Growing up, I took for granted the seductive perfume of Italian food, a constant in my mom’s kitchen. The sizzle of garlic and onions in a cast iron pan is music to my ears and delightful to breathe in as I cook now, but back then I didn’t give it a second thought. It took me a while to realize that not all my friends ate the same way we did at home. Didn’t everyone eat broccoli and fava beans and pasta with fresh tomato sauce, sprinkled with freshly grated Romano cheese? While my friends were being served broccoli with cheddar cheese sauce, I was eating cauliflower fried in olive oil with crushed garlic and sprinkled with vinegar. My friends had never heard of calamari. Some didn’t know what a fresh fig was! And don’t even get me started on the Feast of the Seven Fishes on Christmas Eve with octopus salad as one of the highlights.
In all my childhood and teen years, my mother never once made the meals my non-Italian friends routinely ate—macaroni and cheese or tuna noodle casserole. She rarely made hamburgers, hot dogs, or grilled cheese sandwiches. I was a teenager before I ever had macaroni and cheese at a friend’s house, and she laughed at me when I said I had never eaten mac and cheese before. But turnabout is fair play—she had never had pasta e fagioli (pasta and beans) before she had it at my house.

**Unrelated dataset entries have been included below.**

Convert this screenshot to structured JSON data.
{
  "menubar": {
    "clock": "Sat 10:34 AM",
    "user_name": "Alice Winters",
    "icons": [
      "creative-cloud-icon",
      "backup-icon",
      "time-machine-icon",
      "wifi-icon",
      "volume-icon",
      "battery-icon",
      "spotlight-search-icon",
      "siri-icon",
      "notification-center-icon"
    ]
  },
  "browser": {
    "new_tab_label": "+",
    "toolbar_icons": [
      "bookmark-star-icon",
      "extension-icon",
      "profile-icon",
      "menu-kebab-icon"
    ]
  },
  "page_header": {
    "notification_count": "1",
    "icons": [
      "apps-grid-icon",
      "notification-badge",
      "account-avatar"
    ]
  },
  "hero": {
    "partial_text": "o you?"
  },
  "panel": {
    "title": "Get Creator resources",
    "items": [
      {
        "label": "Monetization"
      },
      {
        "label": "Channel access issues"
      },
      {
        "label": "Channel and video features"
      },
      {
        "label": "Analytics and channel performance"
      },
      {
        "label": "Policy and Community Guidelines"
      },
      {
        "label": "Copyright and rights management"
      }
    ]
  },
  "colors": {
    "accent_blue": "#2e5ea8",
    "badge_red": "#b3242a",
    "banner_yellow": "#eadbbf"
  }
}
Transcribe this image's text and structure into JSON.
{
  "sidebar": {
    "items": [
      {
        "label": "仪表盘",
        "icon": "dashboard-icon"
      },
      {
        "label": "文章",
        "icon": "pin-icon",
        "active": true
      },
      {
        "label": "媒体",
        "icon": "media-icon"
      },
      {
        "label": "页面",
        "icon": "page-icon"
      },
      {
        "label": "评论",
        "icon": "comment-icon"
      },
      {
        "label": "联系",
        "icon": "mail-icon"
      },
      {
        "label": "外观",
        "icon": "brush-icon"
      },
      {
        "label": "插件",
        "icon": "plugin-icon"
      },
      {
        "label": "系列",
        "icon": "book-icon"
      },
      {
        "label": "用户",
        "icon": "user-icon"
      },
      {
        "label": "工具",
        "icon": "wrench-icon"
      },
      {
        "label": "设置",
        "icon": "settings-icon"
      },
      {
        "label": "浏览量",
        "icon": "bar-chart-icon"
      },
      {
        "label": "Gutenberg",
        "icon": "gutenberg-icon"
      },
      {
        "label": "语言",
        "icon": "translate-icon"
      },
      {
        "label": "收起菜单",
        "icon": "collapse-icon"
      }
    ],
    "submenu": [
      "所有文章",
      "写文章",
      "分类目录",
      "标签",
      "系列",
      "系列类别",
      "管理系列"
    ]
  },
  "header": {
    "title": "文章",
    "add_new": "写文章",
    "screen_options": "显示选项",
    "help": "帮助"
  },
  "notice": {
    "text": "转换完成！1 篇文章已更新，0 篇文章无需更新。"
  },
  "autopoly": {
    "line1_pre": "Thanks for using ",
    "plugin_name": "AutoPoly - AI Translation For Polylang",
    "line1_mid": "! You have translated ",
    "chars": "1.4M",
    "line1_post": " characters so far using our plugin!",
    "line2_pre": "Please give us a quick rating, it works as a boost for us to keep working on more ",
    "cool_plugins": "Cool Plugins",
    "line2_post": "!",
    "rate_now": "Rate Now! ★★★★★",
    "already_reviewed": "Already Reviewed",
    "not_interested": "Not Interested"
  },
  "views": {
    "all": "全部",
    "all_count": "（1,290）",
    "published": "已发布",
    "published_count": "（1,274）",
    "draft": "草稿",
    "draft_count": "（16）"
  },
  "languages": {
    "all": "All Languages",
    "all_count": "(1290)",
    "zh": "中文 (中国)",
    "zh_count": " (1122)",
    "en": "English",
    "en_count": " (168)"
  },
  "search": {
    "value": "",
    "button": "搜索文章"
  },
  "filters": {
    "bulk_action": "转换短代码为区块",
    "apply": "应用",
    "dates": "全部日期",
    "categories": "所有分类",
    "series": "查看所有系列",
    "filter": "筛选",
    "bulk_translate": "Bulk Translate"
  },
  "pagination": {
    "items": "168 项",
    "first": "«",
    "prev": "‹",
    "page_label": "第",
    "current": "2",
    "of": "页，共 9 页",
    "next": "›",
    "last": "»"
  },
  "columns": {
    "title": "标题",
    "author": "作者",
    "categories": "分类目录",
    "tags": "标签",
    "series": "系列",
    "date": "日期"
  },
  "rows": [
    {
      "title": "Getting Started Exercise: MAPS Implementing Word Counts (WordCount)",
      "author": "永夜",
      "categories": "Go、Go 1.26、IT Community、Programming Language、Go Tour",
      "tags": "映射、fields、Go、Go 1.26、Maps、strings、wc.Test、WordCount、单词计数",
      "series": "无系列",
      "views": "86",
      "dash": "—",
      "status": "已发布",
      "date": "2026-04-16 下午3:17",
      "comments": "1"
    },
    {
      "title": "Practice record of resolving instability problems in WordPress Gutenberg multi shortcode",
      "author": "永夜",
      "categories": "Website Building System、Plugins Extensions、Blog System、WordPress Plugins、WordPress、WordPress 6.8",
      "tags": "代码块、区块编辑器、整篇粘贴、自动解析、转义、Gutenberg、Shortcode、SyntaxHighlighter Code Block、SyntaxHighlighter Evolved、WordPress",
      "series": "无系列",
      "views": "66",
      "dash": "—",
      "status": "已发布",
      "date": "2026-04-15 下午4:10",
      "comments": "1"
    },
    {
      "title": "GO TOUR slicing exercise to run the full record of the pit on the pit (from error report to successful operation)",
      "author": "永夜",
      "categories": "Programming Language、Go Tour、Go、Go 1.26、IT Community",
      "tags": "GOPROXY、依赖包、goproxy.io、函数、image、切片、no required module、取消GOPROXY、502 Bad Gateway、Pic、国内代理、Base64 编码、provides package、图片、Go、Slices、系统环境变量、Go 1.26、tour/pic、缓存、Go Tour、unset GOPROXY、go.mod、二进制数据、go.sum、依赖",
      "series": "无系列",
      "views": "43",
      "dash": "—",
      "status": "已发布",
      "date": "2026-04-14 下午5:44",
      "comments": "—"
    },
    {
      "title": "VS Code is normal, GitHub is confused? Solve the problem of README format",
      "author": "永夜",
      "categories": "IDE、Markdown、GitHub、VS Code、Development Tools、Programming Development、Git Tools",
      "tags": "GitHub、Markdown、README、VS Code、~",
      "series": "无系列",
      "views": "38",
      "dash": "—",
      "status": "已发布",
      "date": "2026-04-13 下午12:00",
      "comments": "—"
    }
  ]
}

My mom had (and still does have) a repertoire of countless pasta e fagioli dishes. It is peasant food that has finally come into vogue. I enjoyed it growing up; and, to this day, I have never met a bean I didn’t want to incorporate into a pasta dish.
This pasta dish is a simple recipe I created years ago. It goes together pretty quickly, so it’s an easy meal to fix after work. If I can get a dish on the table in 30 minutes or less, I call that a work-friendly meal.
By the way, if beans make you gassy, all that means is that you haven’t incorporated enough of them in your diet. This dish will help—better get going on it!
p.s. Did I mention how delicious it is?
Radiatore with Cannellini & Broccoli
- 1 lb. radiatore (lots of ruffles to catch the sauce!) or rotini or penne or whatever
- 1/3 cup olive oil
- 5 to 6 cloves garlic, minced
- 16-oz. can cannellini beans, drained and rinsed
- 1/8 tsp. cayenne pepper
- salt and freshly ground black pepper to taste
- 1 to 1 1/2 cups pasta cooking water (see below)
- 3/4 cup freshly grated Romano cheese
- 1/4 cup chopped fresh parsley
- 1 large bunch of broccoli, cut into florets and steamed tender crisp
After you have steamed the broccoli; set it aside. Cook the pasta in plenty of boiling salted water until it is tender but still has some bite (al dente). Remove about a cup and a half of the pasta cooking liquid and set it aside. Drain the pasta into a colander and set it aside as well. (I prefer to time it so that once the pasta is cooked I can dump it right in with the beans in the large frying pan.)
In a very large frying pan (at least 12″ diameter), heat the oil and cook the garlic for 30 to 60 seconds until it is just starting to turn light brown. Add the beans, cayenne, salt and black pepper. Cook for 1 minute, stirring; then add the pasta. Add the cheese and the reserved pasta cooking water alternately, stirring to melt the cheese after each addition. Add enough water to get the sauce to your preferred consistency. Stir in cooked broccoli. Sprinkle with parsley and serve at once.
I always serve this Italian style—straight from the pan; but, if you want to get fancy schmancy, get out a large pasta bowl and make it more presentable. There will be one more bowl to wash, but it’s just as tasty either way.